People lose their hair for many different reasons. Often, it boils down to genetics. In other cases, hair loss stems from medical factors. And in some situations, people actually pull out all their hair—not voluntarily, but under compulsion.
This is basically what happens to individuals who struggle with trichotillomania. A stress condition, trichotillomania leads to uncontrollable urges to pull out one’s own hair. In most cases, this is hair from the scalp, but in other cases, it may be from the eyelashes, eyebrows, or other parts of the body.
This is a serious condition, and the damage it can do to the hair and scalp is obviously substantial—but what causes this condition? And what can be done to treat it?
Causes and Effects of Trichotillomania
Scientists actually haven’t reached a verdict on what causes trichotillomania, exactly—though it is assumed to be an impulse control disorder. Those who have the condition do damage to themselves, but they cannot control these impulses. In fact, the impulses are often a means to cope with stressful situations.
While trichotillomania is usually described as a hair-pulling disorder, its symptoms can actually be varied. Some of the more common ones include:
- Repeated pulling, twisting, or chewing of hair.
- Feeling tension before hair pulling, or not being able to control the urge to pull hair.
- Intense relief after hair pulling.
- Social problems or anxieties due to hair pulling.
Additionally, trichotillomania can also have a major impact on the hair and scalp. Of course, repeated hair pulling can lead to bare patches on the head. It also does scarring to the scalp and to the hair follicles, though, which can make it difficult to regrow hair. In other words, trichotillomania, when not treated, can actually lead to permanent hair loss.
Prevalence of Trichotillomania
Something else that’s worth asking: Who is most likely to have this condition? And, on a related topic, how common is it?
Trichotillomania is more common than you might imagine. In fact, some studies indicate that as many as 2.5 million Americans struggle with this condition. As for who can get it, trichotillomania impacts women more than it does men, though there are many men who do have the condition. The bottom line is that it is an equal opportunity offender and that it is prevalent enough to warrant awareness.
Treatment for Trichotillomania

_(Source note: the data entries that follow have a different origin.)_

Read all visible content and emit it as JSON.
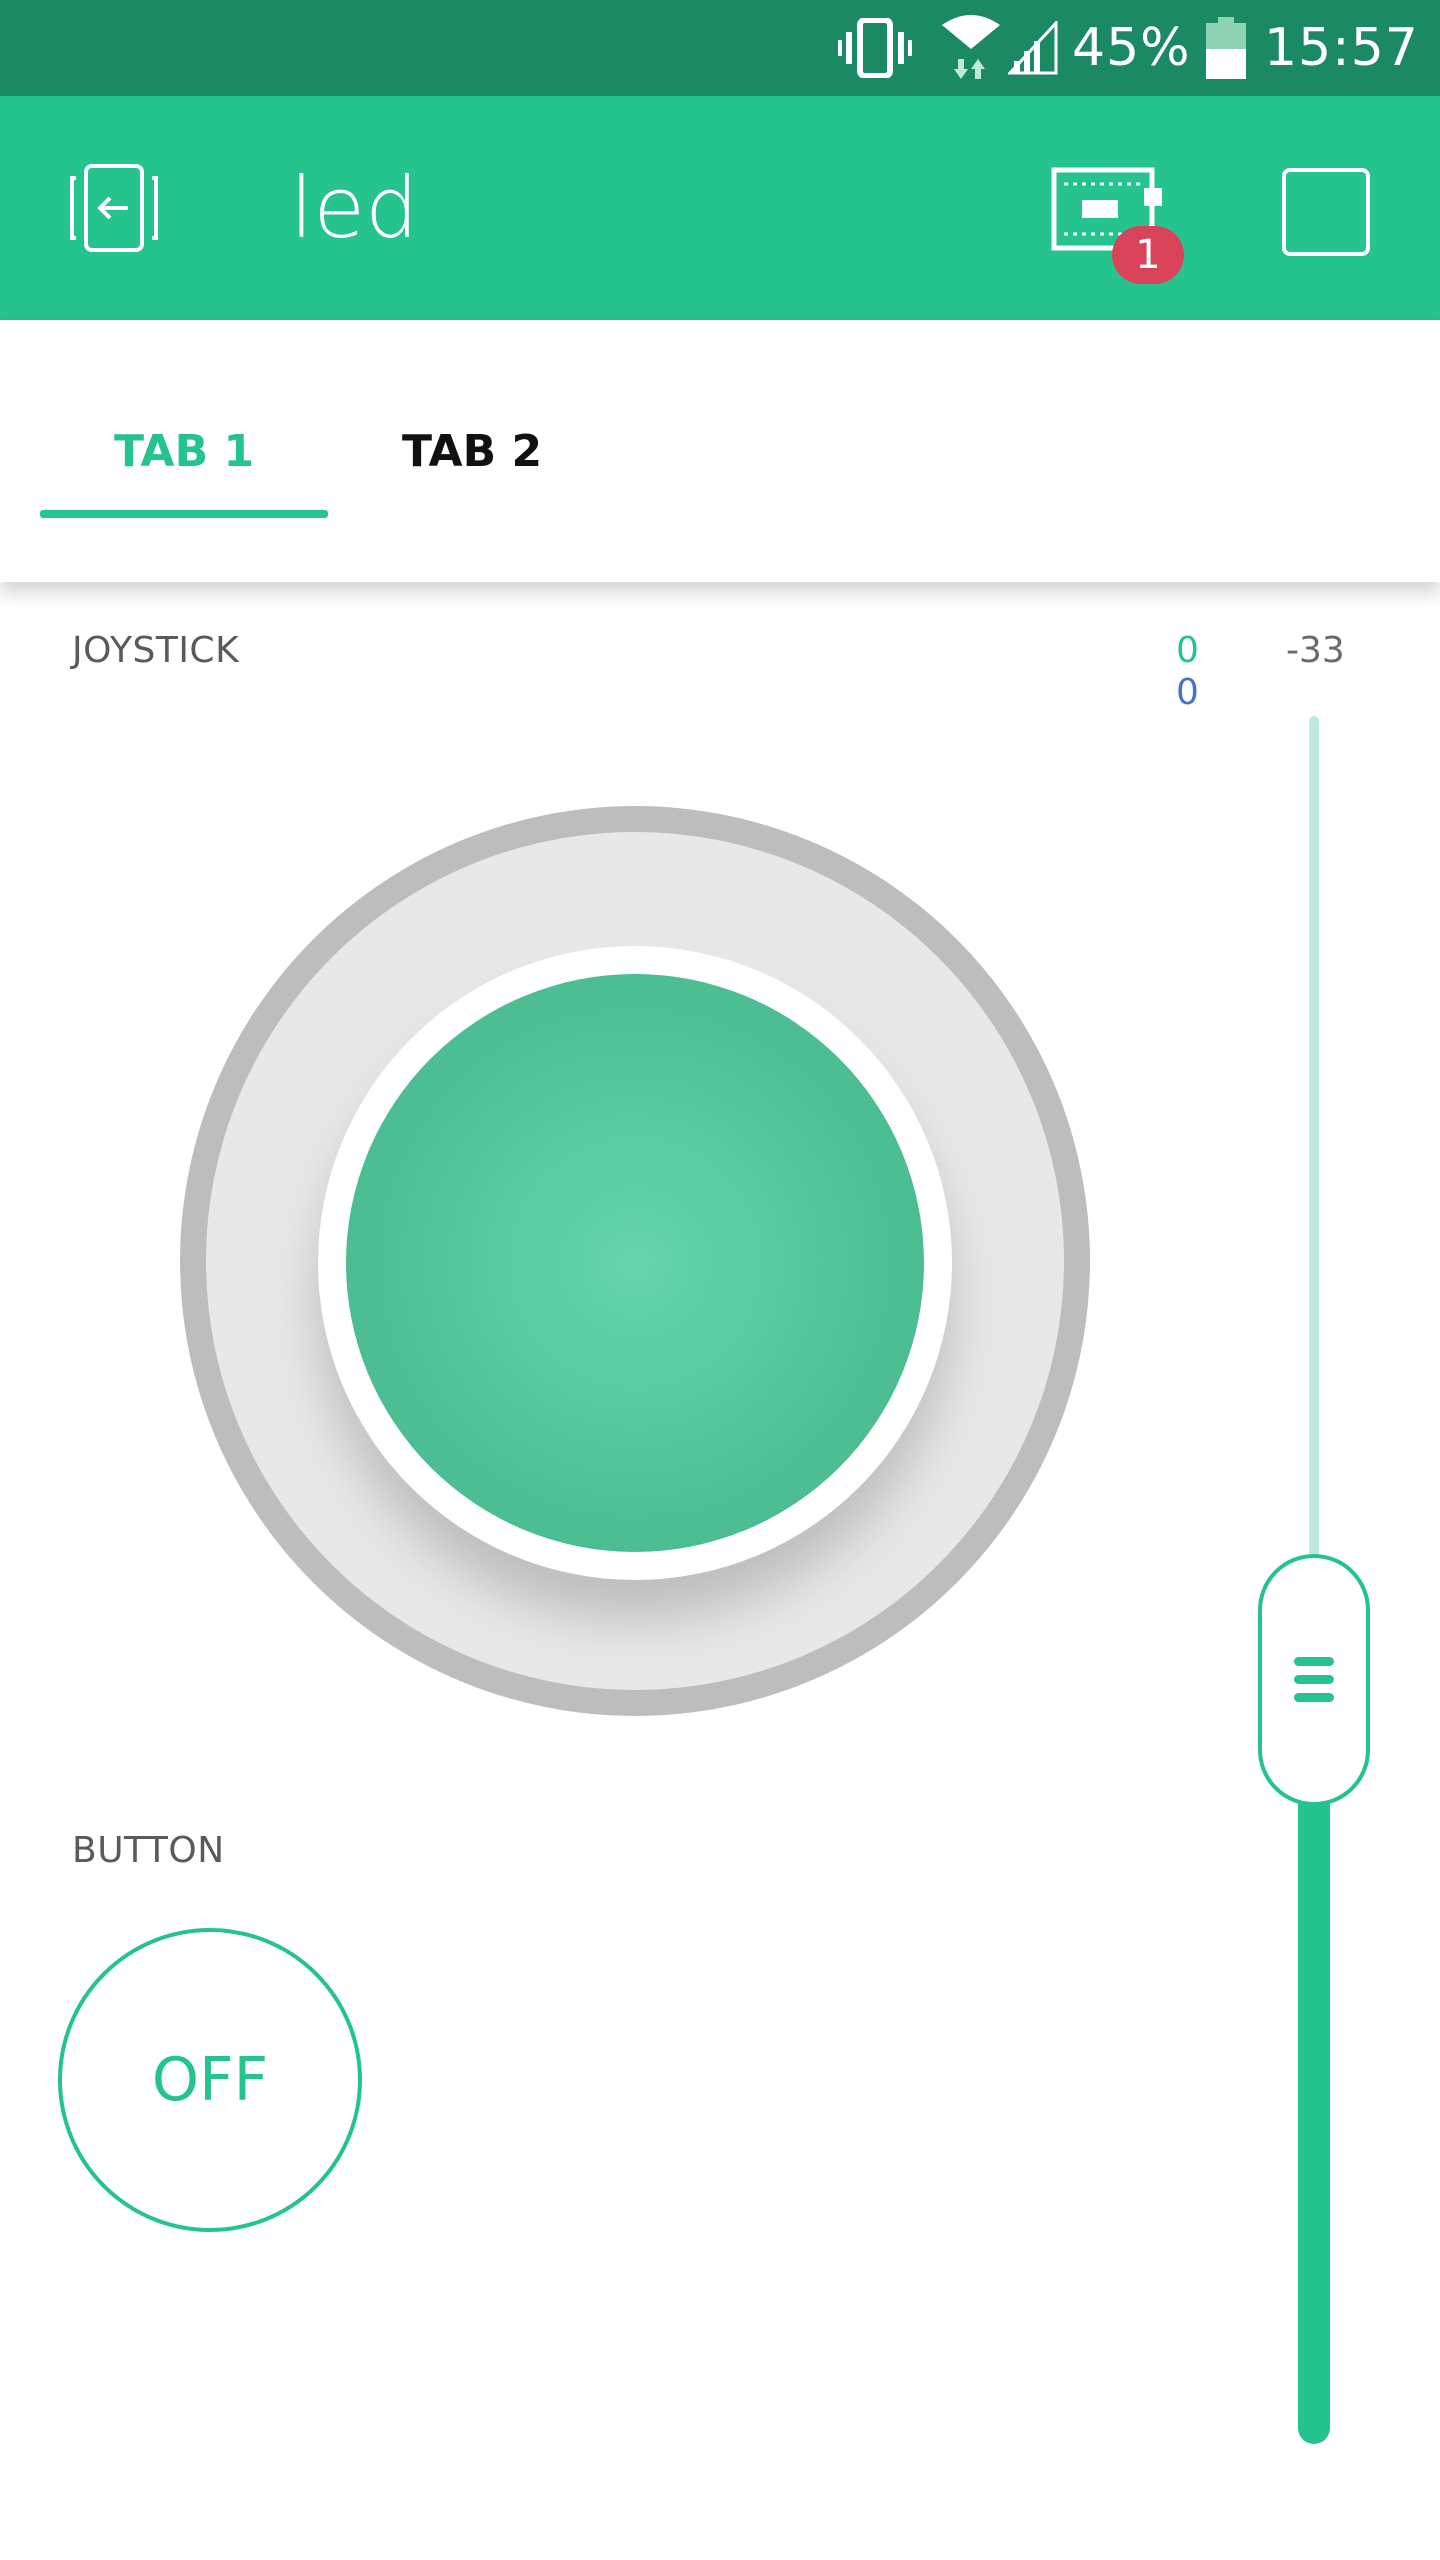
{
  "status_bar": {
    "battery_percent": "45%",
    "time": "15:57",
    "icons": [
      "vibrate-icon",
      "wifi-icon",
      "signal-icon",
      "battery-icon"
    ]
  },
  "app_bar": {
    "title": "led",
    "back_icon": "exit-project-icon",
    "device_icon": "device-icon",
    "notification_count": "1",
    "stop_icon": "stop-square-icon"
  },
  "tabs": [
    {
      "label": "TAB 1",
      "active": true
    },
    {
      "label": "TAB 2",
      "active": false
    }
  ],
  "joystick": {
    "label": "JOYSTICK",
    "x_value": "0",
    "y_value": "0"
  },
  "slider": {
    "value": "-33"
  },
  "button": {
    "label": "BUTTON",
    "state": "OFF"
  },
  "colors": {
    "status_bar": "#1b8a62",
    "accent": "#25c38d",
    "badge": "#d9435a",
    "value_x": "#25c38d",
    "value_y": "#4a72c4"
  }
}
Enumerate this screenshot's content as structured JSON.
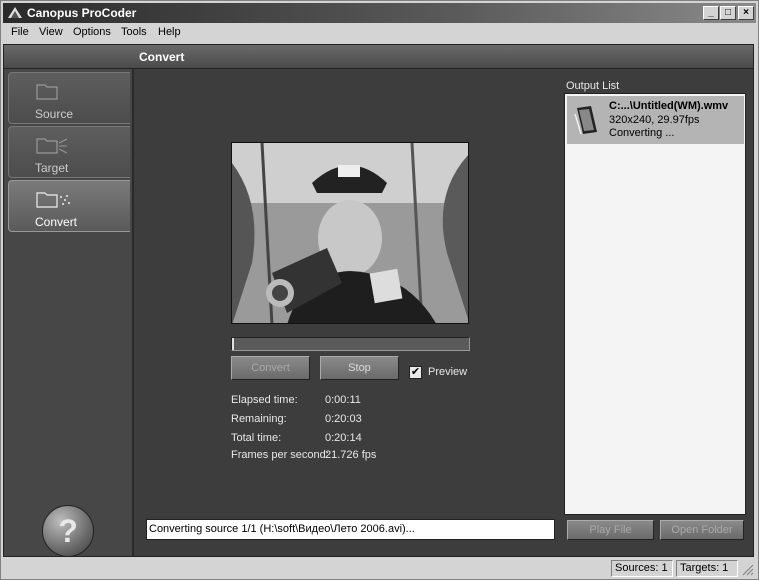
{
  "window": {
    "title": "Canopus ProCoder"
  },
  "menu": {
    "file": "File",
    "view": "View",
    "options": "Options",
    "tools": "Tools",
    "help": "Help"
  },
  "header": {
    "title": "Convert"
  },
  "sidebar": {
    "tabs": [
      {
        "label": "Source",
        "icon": "folder-icon"
      },
      {
        "label": "Target",
        "icon": "folder-target-icon"
      },
      {
        "label": "Convert",
        "icon": "folder-convert-icon",
        "active": true
      }
    ],
    "help_label": "?"
  },
  "controls": {
    "convert_label": "Convert",
    "stop_label": "Stop",
    "preview_label": "Preview",
    "preview_checked": true,
    "progress_fraction": 0.01
  },
  "stats": {
    "elapsed_label": "Elapsed time:",
    "elapsed_value": "0:00:11",
    "remaining_label": "Remaining:",
    "remaining_value": "0:20:03",
    "total_label": "Total time:",
    "total_value": "0:20:14",
    "fps_label": "Frames per second:",
    "fps_value": "21.726 fps"
  },
  "status_message": "Converting source 1/1 (H:\\soft\\Видео\\Лето 2006.avi)...",
  "output": {
    "label": "Output List",
    "items": [
      {
        "title": "C:...\\Untitled(WM).wmv",
        "info": "320x240, 29.97fps",
        "status": "Converting ..."
      }
    ],
    "play_label": "Play File",
    "open_label": "Open Folder"
  },
  "statusbar": {
    "sources": "Sources: 1",
    "targets": "Targets: 1"
  }
}
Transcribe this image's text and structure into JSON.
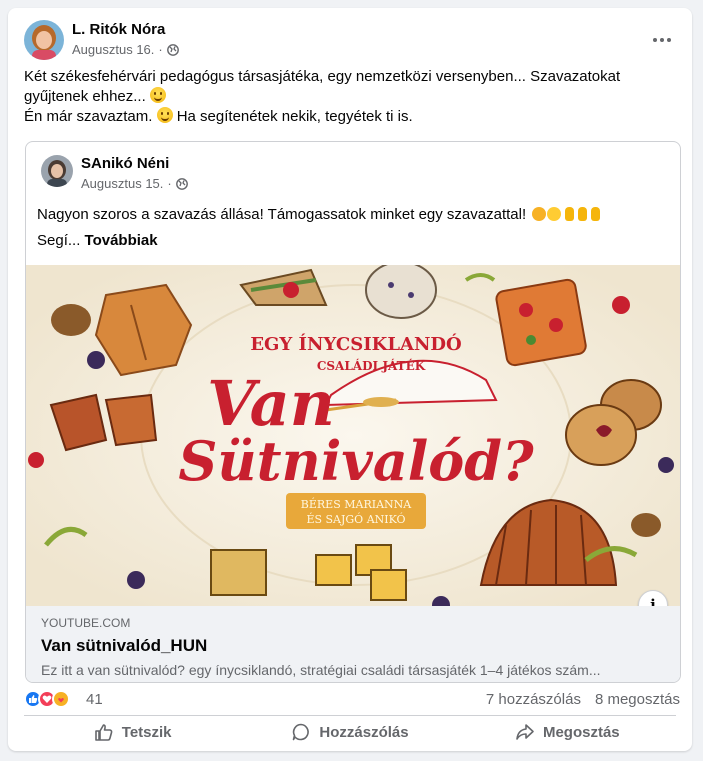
{
  "post": {
    "author": "L. Ritók Nóra",
    "date": "Augusztus 16.",
    "separator": "·",
    "text_line1": "Két székesfehérvári pedagógus társasjátéka, egy nemzetközi versenyben... Szavazatokat gyűjtenek ehhez...",
    "text_line2": "Én már szavaztam.",
    "text_line3": "Ha segítenétek nekik, tegyétek ti is."
  },
  "shared": {
    "author": "SAnikó Néni",
    "date": "Augusztus 15.",
    "separator": "·",
    "text": "Nagyon szoros a szavazás állása! Támogassatok minket egy szavazattal!",
    "more_prefix": "Segí...",
    "more_link": "Továbbiak",
    "banner": {
      "tagline1": "EGY ÍNYCSIKLANDÓ",
      "tagline2": "CSALÁDI JÁTÉK",
      "title1": "Van",
      "title2": "Sütnivalód?",
      "authors1": "BÉRES MARIANNA",
      "authors2": "ÉS SAJGÓ ANIKÓ"
    },
    "info_label": "i",
    "link": {
      "domain": "YOUTUBE.COM",
      "title": "Van sütnivalód_HUN",
      "description": "Ez itt a van sütnivalód? egy ínycsiklandó, stratégiai családi társasjáték 1–4 játékos szám..."
    }
  },
  "stats": {
    "reaction_count": "41",
    "comments": "7 hozzászólás",
    "shares": "8 megosztás"
  },
  "actions": {
    "like": "Tetszik",
    "comment": "Hozzászólás",
    "share": "Megosztás"
  },
  "colors": {
    "like_blue": "#1877f2",
    "love_red": "#f33e58",
    "care_yellow": "#f7b125",
    "title_red": "#c8202f",
    "muted": "#65676b"
  }
}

Because this is a stress disorder first and foremost, we recommend seeing a doctor about it, and perhaps getting a recommendation for therapy. It could be valuable to speak with a therapist and work on healthier ways to mitigate stress. Unfortunately, there is no way to cure trichotillomania, so improving stress management skills is vital. Behavioral training has been proven to work, while most medications used to treat trichotillomania come up short.
As for hair loss, this too can be addressed. The best treatment course will depend on the extent of the hair loss, as well as on the nature of any scarring to the scalp and follicles. Some of the recommended options might include laser hair therapy, topical solutions, or a hair replacement system. Wigs can also provide some short-term comfort. No matter how much hair you have lost, or how much scarring has been done to the scalp, there are ways to mask the effects and to help you look and feel like yourself again.
Get Treated for Trichotillomania
The best way to determine your treatment course is to have an evaluation and a consultation. Raleigh Hair Concepts can provide you with these services, and recommend the most effective way for you to replace the hair that you’ve lost to trichotillomania. We provide all consultations in private, comfortable, one-on-one settings, and our goal is to explain both the why and the what next of trichotillomania.
Remember that this is a more common disorder than most people might imagine, but there is no shame in seeking help for it. Hope and recovery can happen, and lost hair can be replaced. The first step is to come talk with us. Visit Raleigh Hair Concepts to start the conversation